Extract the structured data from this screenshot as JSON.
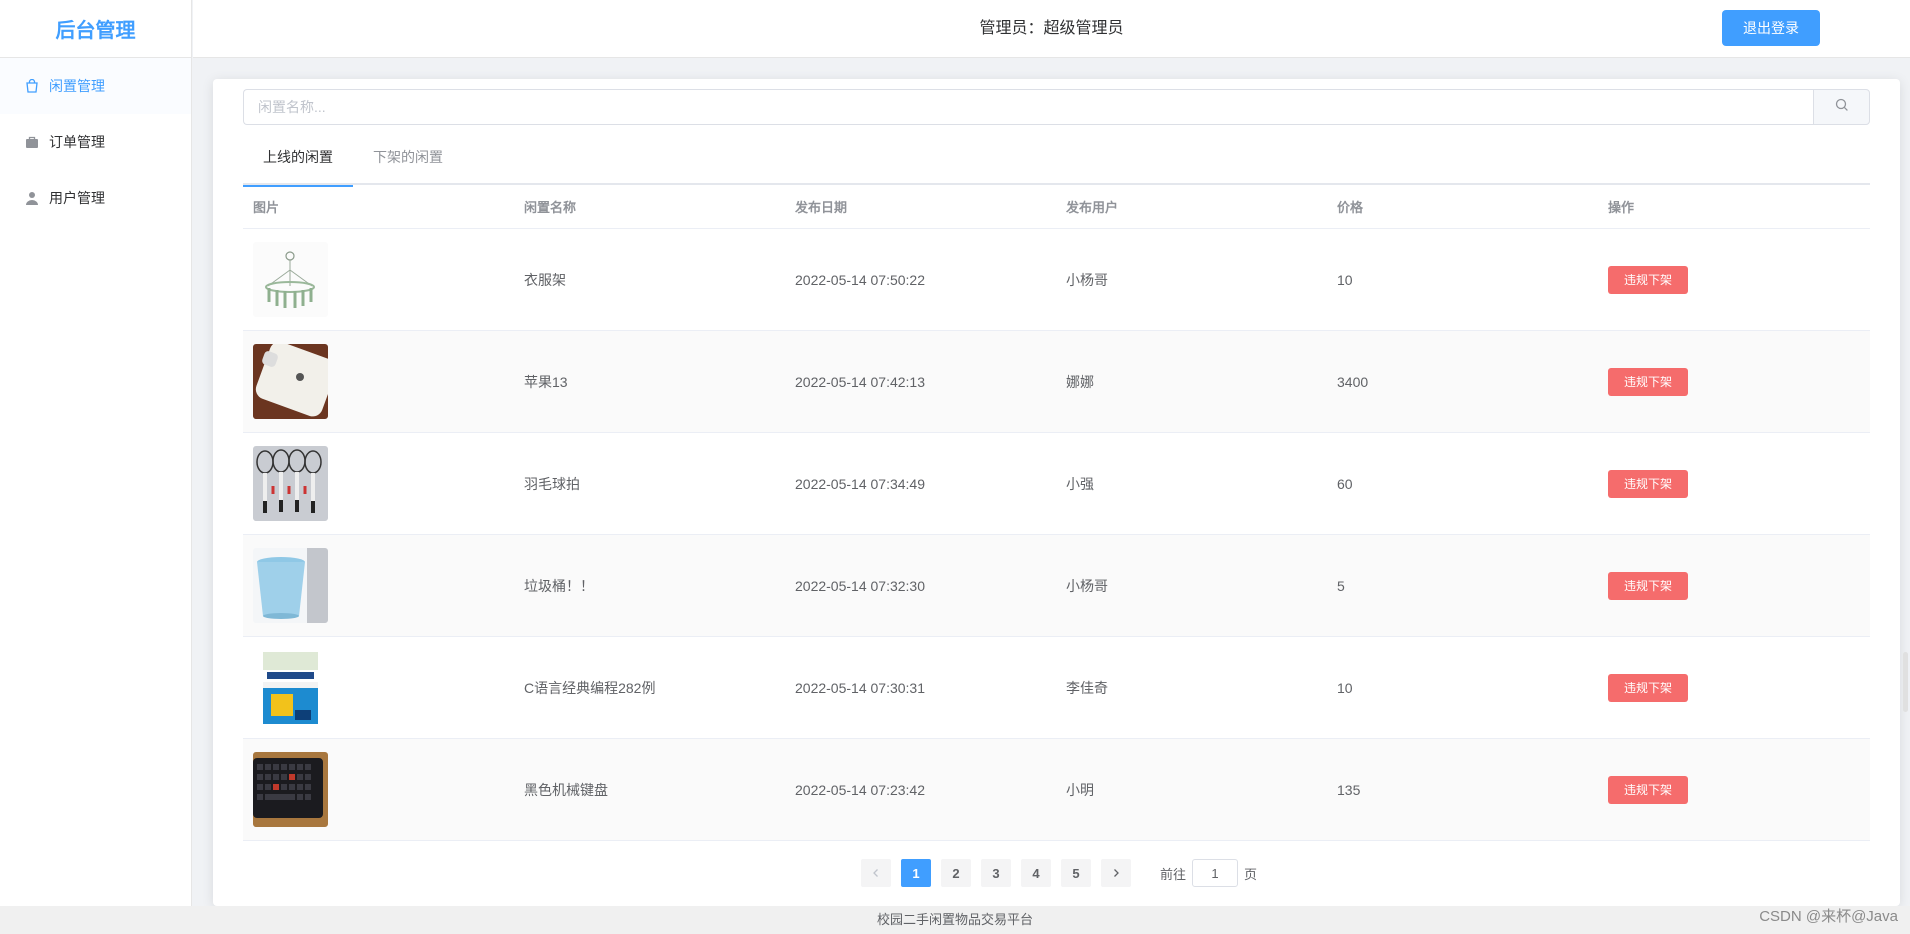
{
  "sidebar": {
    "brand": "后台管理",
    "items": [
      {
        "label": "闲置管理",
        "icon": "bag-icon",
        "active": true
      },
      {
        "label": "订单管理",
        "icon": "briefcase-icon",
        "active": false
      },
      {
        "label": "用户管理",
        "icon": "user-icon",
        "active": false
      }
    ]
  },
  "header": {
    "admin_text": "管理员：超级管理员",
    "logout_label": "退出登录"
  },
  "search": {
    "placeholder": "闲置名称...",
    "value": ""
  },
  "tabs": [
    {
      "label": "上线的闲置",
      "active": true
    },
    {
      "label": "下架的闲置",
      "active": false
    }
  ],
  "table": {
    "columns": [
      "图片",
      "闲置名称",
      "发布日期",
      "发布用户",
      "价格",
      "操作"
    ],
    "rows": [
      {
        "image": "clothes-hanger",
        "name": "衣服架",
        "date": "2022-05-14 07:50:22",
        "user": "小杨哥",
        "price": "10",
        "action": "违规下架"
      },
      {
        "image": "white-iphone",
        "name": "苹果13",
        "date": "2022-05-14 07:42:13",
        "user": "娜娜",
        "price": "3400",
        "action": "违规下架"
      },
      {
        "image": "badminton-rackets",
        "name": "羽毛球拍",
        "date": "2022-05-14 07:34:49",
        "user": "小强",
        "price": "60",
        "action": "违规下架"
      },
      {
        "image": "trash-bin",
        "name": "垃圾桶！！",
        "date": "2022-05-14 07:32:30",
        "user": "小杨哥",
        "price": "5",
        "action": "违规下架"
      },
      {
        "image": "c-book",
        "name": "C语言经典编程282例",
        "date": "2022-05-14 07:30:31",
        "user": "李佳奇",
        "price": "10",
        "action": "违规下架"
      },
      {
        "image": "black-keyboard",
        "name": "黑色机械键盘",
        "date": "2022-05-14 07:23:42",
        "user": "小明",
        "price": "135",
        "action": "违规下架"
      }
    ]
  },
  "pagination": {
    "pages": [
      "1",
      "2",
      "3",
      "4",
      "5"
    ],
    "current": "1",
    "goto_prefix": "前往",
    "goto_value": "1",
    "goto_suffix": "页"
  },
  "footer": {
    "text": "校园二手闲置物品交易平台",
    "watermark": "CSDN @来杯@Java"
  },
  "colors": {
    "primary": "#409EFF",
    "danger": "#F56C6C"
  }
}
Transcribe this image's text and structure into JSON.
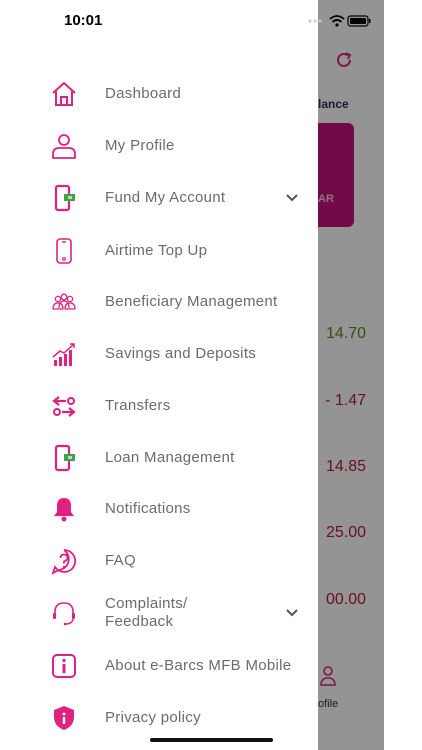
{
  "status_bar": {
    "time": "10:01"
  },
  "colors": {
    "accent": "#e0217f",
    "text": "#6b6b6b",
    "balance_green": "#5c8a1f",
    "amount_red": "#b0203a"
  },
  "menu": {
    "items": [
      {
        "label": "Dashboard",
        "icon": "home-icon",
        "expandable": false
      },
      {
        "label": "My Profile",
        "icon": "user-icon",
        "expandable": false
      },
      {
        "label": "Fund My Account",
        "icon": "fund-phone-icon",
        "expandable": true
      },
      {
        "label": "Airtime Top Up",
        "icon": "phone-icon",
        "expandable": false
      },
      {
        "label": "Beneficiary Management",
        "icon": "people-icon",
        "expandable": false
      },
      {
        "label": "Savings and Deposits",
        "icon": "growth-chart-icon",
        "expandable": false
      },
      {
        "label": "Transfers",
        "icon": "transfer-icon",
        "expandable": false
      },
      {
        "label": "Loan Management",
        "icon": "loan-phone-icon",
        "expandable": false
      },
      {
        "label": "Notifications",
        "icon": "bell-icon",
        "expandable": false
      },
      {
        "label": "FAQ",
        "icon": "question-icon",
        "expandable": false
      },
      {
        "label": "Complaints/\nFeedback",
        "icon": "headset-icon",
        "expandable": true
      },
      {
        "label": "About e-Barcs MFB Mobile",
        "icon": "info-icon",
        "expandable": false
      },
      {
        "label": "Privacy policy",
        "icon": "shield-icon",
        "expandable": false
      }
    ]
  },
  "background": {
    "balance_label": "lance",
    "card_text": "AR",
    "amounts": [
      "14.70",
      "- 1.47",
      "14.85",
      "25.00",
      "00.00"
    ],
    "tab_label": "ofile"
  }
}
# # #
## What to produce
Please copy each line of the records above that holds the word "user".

## Response box
        "icon": "user-icon",
        "user": "小杨哥",
        "user": "娜娜",
        "user": "小强",
        "user": "小杨哥",
        "user": "李佳奇",
        "user": "小明",
        "icon": "user-icon",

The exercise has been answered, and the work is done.